#### [Task directions]
Whenever a line in the entries below contains the string "Discover", copy that line.

================

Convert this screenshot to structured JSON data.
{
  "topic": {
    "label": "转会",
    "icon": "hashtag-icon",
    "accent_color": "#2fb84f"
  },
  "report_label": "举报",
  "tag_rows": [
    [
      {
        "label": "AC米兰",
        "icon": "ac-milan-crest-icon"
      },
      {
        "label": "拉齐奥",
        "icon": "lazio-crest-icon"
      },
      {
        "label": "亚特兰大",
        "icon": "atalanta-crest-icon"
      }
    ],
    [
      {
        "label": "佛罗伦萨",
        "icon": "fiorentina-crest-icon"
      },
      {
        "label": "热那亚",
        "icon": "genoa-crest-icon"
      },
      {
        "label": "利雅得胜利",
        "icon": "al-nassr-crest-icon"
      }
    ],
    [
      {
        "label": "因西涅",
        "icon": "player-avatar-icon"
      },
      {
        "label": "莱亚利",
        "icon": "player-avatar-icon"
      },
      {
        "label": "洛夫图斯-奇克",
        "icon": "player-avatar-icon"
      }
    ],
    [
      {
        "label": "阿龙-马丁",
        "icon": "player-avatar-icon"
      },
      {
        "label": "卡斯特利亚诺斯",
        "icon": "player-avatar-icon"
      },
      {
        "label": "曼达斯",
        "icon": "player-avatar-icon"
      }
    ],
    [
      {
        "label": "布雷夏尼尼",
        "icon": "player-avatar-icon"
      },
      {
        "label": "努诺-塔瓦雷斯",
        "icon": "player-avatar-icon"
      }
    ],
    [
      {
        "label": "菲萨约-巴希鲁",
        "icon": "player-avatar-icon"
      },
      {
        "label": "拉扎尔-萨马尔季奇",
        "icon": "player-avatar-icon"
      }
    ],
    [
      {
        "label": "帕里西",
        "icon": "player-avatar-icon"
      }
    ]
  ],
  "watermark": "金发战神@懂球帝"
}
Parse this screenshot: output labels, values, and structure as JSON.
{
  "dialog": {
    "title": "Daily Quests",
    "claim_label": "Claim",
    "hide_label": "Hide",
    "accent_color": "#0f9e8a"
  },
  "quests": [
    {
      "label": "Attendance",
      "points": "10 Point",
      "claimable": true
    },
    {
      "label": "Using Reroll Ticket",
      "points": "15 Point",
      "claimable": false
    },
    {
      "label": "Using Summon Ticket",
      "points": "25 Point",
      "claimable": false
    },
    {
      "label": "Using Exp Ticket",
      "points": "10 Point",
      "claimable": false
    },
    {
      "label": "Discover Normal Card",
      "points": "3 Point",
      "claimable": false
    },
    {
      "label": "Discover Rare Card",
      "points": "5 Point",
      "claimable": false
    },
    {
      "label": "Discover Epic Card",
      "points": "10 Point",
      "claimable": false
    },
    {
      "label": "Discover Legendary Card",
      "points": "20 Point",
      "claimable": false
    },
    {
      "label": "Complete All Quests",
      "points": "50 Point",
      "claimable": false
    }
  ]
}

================

#### [Problem solution]
      "label": "Discover Normal Card",
      "label": "Discover Rare Card",
      "label": "Discover Epic Card",
      "label": "Discover Legendary Card",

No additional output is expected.